> [Problem description]:
The answer must be an exact copy of the records below, with every picture left out.

> [Extracted records]:
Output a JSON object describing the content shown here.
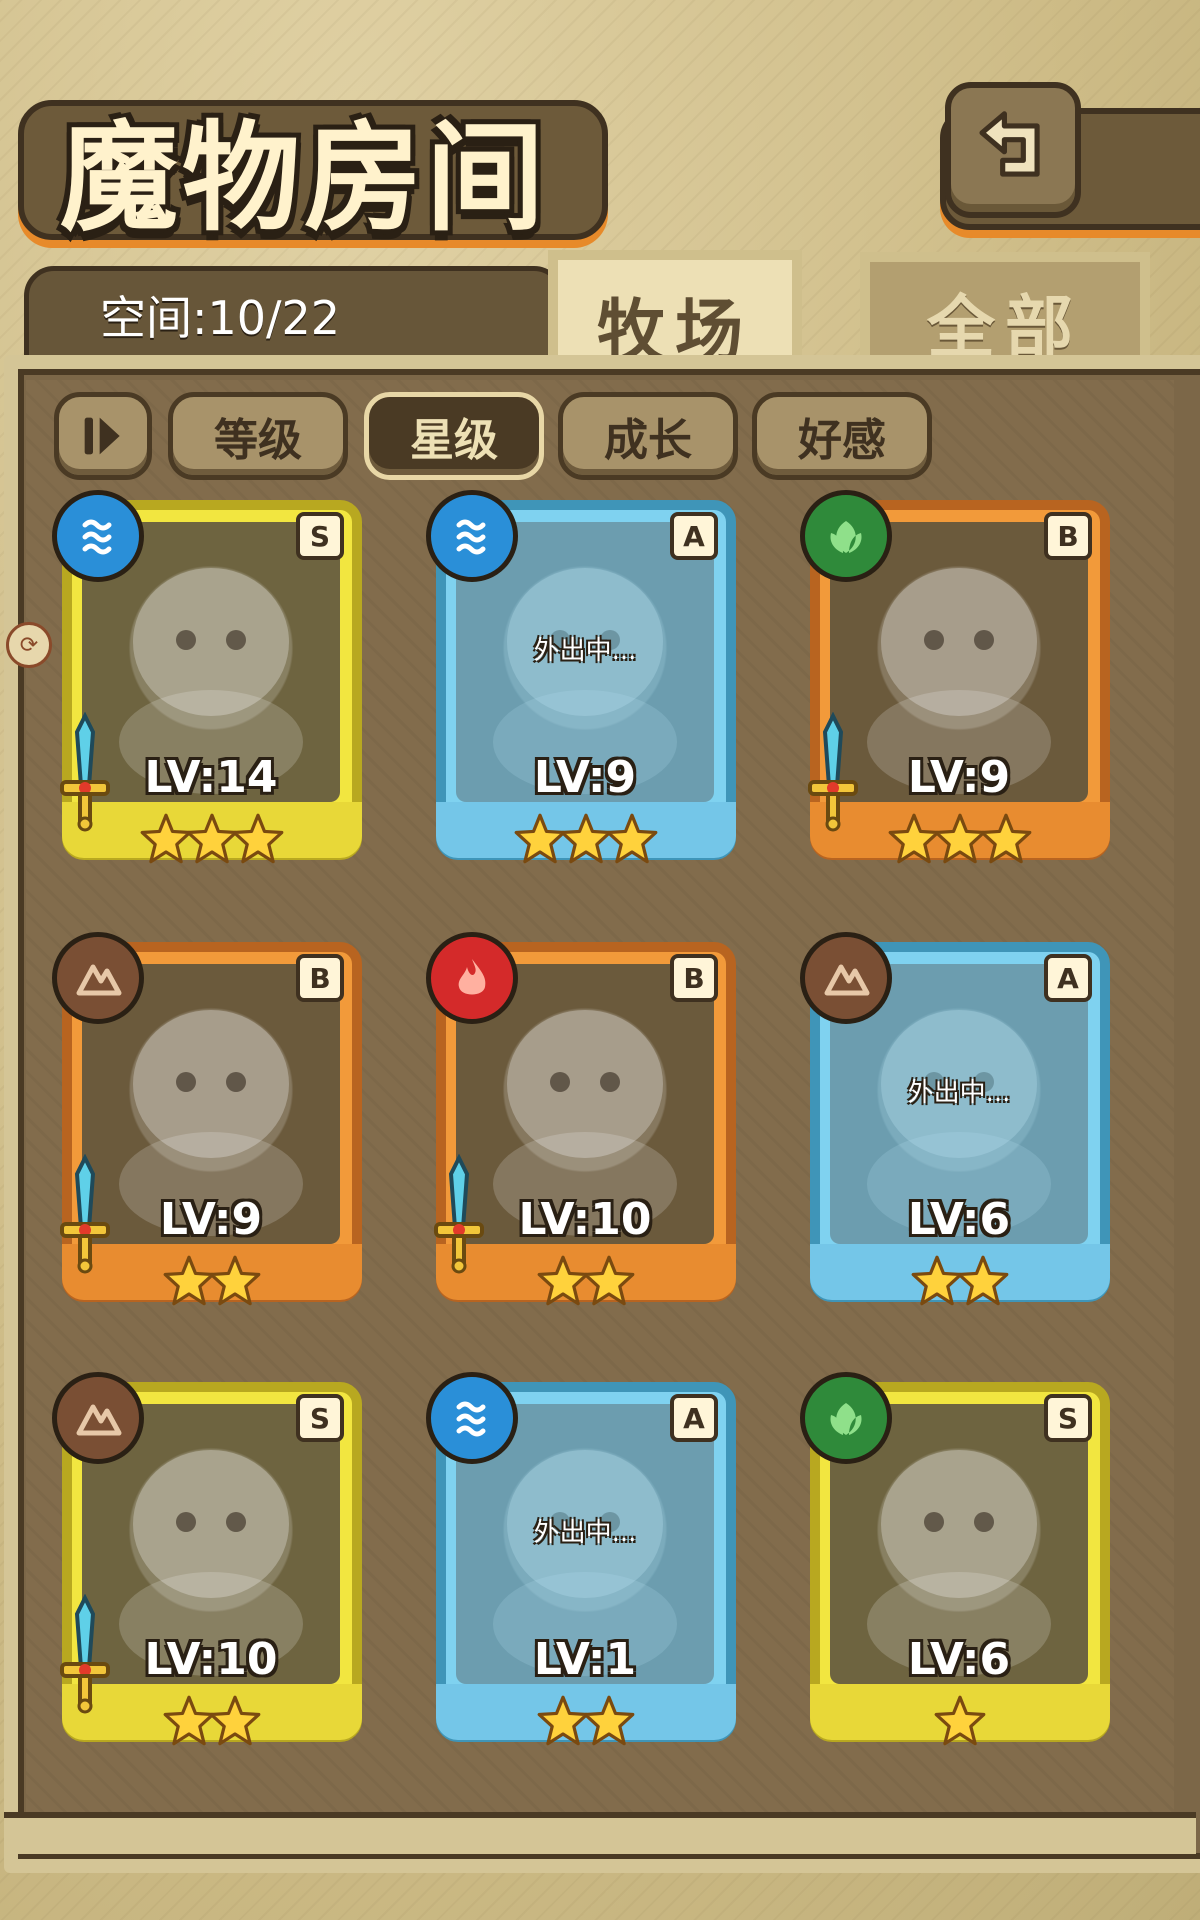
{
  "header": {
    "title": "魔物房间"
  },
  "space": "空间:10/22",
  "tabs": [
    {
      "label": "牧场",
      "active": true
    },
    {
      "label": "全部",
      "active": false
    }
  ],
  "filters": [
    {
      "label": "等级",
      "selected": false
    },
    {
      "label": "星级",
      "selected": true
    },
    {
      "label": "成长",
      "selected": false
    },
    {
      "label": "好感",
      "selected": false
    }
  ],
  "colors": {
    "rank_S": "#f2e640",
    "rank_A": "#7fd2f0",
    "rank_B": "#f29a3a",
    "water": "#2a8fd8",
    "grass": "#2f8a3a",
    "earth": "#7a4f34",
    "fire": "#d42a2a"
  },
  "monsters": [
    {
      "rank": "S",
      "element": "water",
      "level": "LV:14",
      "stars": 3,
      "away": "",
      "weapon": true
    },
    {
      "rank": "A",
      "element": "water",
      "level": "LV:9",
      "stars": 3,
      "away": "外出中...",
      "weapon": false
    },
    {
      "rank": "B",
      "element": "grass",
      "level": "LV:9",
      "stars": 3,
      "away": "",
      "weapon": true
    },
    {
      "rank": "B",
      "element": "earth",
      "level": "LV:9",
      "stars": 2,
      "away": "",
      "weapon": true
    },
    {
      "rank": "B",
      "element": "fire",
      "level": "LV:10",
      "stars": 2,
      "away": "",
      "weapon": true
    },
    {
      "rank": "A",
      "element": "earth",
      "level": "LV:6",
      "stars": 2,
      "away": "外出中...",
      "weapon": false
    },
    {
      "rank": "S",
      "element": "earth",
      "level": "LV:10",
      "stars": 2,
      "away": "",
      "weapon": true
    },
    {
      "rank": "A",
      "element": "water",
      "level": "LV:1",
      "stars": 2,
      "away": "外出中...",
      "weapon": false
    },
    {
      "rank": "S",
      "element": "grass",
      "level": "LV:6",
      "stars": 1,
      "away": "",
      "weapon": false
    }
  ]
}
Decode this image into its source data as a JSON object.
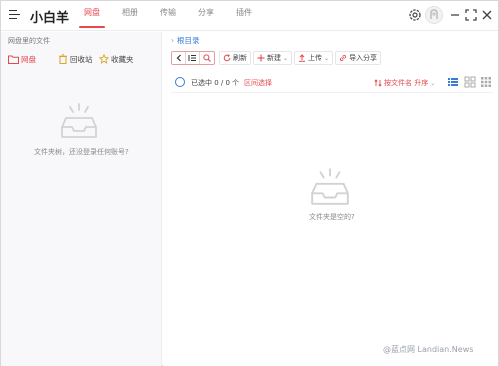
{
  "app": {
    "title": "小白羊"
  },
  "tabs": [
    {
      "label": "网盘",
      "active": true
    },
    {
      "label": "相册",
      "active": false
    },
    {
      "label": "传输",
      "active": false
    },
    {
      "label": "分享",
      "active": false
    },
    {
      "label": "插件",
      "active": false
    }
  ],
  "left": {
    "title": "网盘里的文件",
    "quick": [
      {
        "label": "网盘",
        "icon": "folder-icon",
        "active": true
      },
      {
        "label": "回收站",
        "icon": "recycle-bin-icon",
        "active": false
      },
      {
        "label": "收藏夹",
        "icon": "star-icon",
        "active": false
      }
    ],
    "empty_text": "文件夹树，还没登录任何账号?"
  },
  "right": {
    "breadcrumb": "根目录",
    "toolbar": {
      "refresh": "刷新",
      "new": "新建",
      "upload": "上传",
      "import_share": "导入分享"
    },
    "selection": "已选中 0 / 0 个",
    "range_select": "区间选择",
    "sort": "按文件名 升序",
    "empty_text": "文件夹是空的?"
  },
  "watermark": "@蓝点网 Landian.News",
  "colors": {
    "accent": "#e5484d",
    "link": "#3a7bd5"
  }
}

> [Completed exercise]:
Output a JSON object describing the content shown here.
{
  "header": {
    "title": "魔物房间"
  },
  "space": "空间:10/22",
  "tabs": [
    {
      "label": "牧场",
      "active": true
    },
    {
      "label": "全部",
      "active": false
    }
  ],
  "filters": [
    {
      "label": "等级",
      "selected": false
    },
    {
      "label": "星级",
      "selected": true
    },
    {
      "label": "成长",
      "selected": false
    },
    {
      "label": "好感",
      "selected": false
    }
  ],
  "colors": {
    "rank_S": "#f2e640",
    "rank_A": "#7fd2f0",
    "rank_B": "#f29a3a",
    "water": "#2a8fd8",
    "grass": "#2f8a3a",
    "earth": "#7a4f34",
    "fire": "#d42a2a"
  },
  "monsters": [
    {
      "rank": "S",
      "element": "water",
      "level": "LV:14",
      "stars": 3,
      "away": "",
      "weapon": true
    },
    {
      "rank": "A",
      "element": "water",
      "level": "LV:9",
      "stars": 3,
      "away": "外出中...",
      "weapon": false
    },
    {
      "rank": "B",
      "element": "grass",
      "level": "LV:9",
      "stars": 3,
      "away": "",
      "weapon": true
    },
    {
      "rank": "B",
      "element": "earth",
      "level": "LV:9",
      "stars": 2,
      "away": "",
      "weapon": true
    },
    {
      "rank": "B",
      "element": "fire",
      "level": "LV:10",
      "stars": 2,
      "away": "",
      "weapon": true
    },
    {
      "rank": "A",
      "element": "earth",
      "level": "LV:6",
      "stars": 2,
      "away": "外出中...",
      "weapon": false
    },
    {
      "rank": "S",
      "element": "earth",
      "level": "LV:10",
      "stars": 2,
      "away": "",
      "weapon": true
    },
    {
      "rank": "A",
      "element": "water",
      "level": "LV:1",
      "stars": 2,
      "away": "外出中...",
      "weapon": false
    },
    {
      "rank": "S",
      "element": "grass",
      "level": "LV:6",
      "stars": 1,
      "away": "",
      "weapon": false
    }
  ]
}
Decode this image into its source data as a JSON object.
{
  "app": {
    "title": "小白羊"
  },
  "tabs": [
    {
      "label": "网盘",
      "active": true
    },
    {
      "label": "相册",
      "active": false
    },
    {
      "label": "传输",
      "active": false
    },
    {
      "label": "分享",
      "active": false
    },
    {
      "label": "插件",
      "active": false
    }
  ],
  "left": {
    "title": "网盘里的文件",
    "quick": [
      {
        "label": "网盘",
        "icon": "folder-icon",
        "active": true
      },
      {
        "label": "回收站",
        "icon": "recycle-bin-icon",
        "active": false
      },
      {
        "label": "收藏夹",
        "icon": "star-icon",
        "active": false
      }
    ],
    "empty_text": "文件夹树，还没登录任何账号?"
  },
  "right": {
    "breadcrumb": "根目录",
    "toolbar": {
      "refresh": "刷新",
      "new": "新建",
      "upload": "上传",
      "import_share": "导入分享"
    },
    "selection": "已选中 0 / 0 个",
    "range_select": "区间选择",
    "sort": "按文件名 升序",
    "empty_text": "文件夹是空的?"
  },
  "watermark": "@蓝点网 Landian.News",
  "colors": {
    "accent": "#e5484d",
    "link": "#3a7bd5"
  }
}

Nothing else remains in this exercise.